> _WHAT YOU ARE ASKED TO DO_: How many lines in the material below include the string "name"? Only the number should be given.

> _INPUT RECORDS_:
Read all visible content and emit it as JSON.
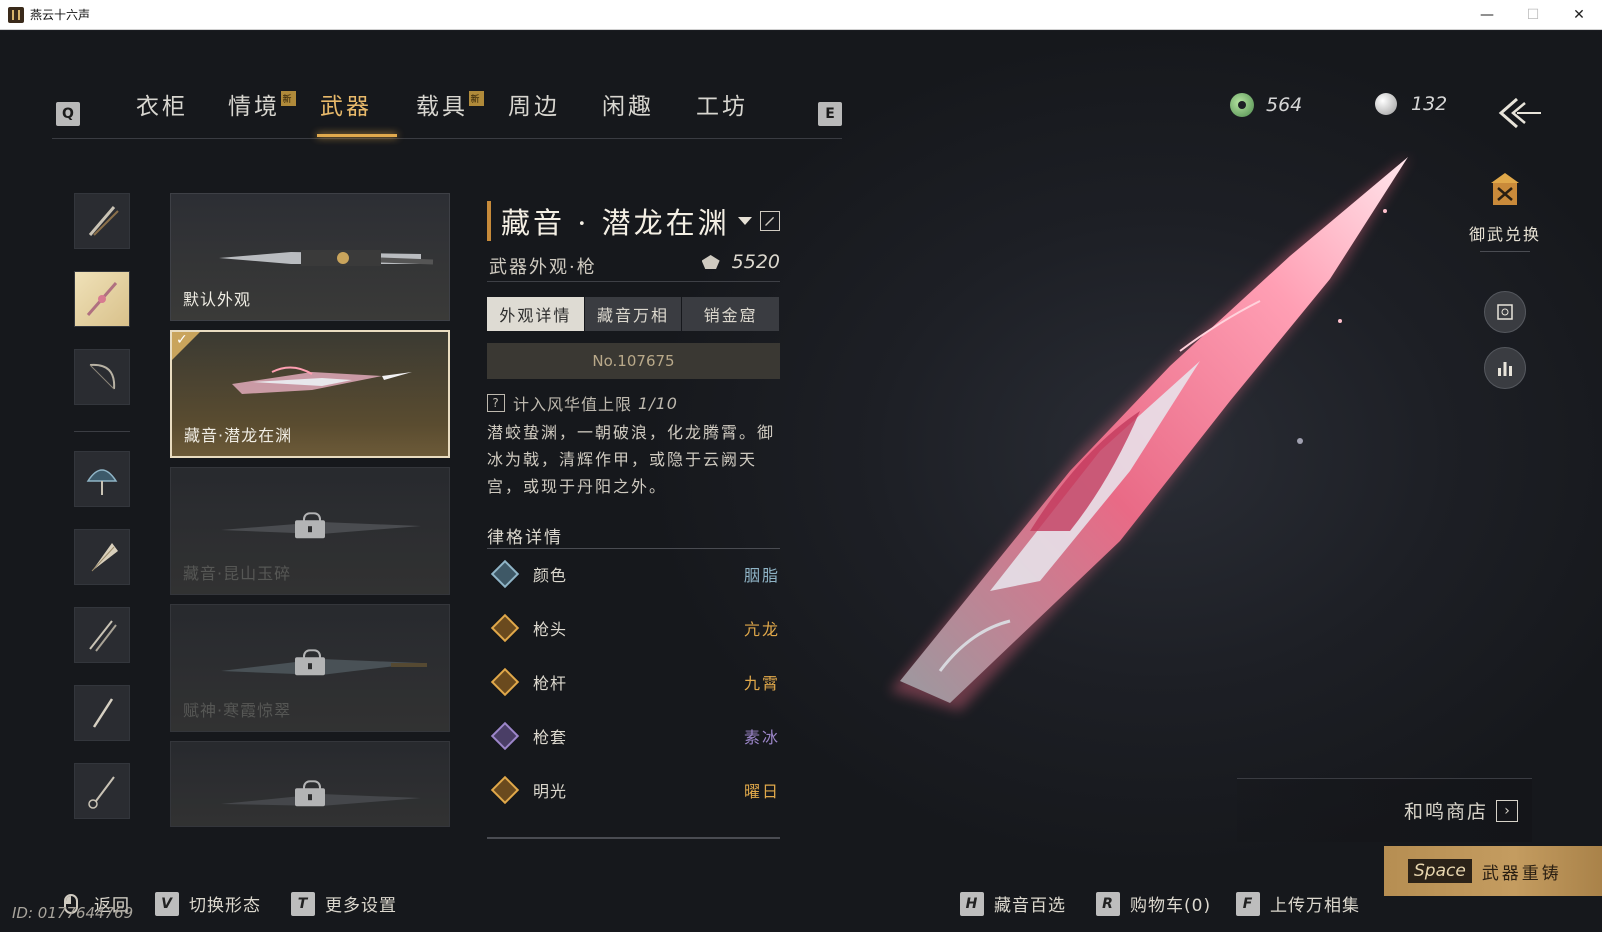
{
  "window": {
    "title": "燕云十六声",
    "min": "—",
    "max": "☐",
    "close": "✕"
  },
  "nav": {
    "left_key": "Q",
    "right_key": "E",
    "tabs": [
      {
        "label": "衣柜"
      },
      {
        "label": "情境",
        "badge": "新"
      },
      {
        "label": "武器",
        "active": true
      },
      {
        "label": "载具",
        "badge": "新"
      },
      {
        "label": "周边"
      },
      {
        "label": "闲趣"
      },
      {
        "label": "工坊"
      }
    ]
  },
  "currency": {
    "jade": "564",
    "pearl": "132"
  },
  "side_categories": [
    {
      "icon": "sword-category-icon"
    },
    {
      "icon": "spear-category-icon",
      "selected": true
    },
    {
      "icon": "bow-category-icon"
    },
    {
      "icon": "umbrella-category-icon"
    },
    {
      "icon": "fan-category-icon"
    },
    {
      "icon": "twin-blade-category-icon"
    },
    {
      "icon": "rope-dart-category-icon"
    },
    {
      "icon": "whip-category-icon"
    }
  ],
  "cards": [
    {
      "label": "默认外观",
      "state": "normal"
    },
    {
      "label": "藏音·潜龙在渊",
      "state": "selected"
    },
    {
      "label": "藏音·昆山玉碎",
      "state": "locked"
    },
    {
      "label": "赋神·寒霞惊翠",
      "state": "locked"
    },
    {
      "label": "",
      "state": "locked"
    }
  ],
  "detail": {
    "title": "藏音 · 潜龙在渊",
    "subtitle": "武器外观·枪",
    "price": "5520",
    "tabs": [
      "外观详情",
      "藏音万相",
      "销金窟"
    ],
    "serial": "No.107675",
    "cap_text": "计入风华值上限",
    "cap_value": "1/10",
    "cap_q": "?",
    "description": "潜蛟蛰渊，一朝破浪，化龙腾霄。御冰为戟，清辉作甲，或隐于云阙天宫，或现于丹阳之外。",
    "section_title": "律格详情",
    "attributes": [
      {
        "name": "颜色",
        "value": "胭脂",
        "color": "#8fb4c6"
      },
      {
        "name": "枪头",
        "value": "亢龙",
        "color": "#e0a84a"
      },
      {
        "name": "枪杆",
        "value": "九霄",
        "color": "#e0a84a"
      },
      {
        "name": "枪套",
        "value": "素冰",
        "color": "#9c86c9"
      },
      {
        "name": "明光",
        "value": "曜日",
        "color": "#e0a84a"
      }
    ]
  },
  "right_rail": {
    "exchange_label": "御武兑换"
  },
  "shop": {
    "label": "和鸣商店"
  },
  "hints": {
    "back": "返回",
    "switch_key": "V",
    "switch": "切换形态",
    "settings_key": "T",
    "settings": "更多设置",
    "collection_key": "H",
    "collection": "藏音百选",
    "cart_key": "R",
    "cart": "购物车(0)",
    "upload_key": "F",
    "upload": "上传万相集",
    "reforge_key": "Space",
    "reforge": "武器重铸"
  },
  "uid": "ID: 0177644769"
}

> _TASK RESPONSE_: 5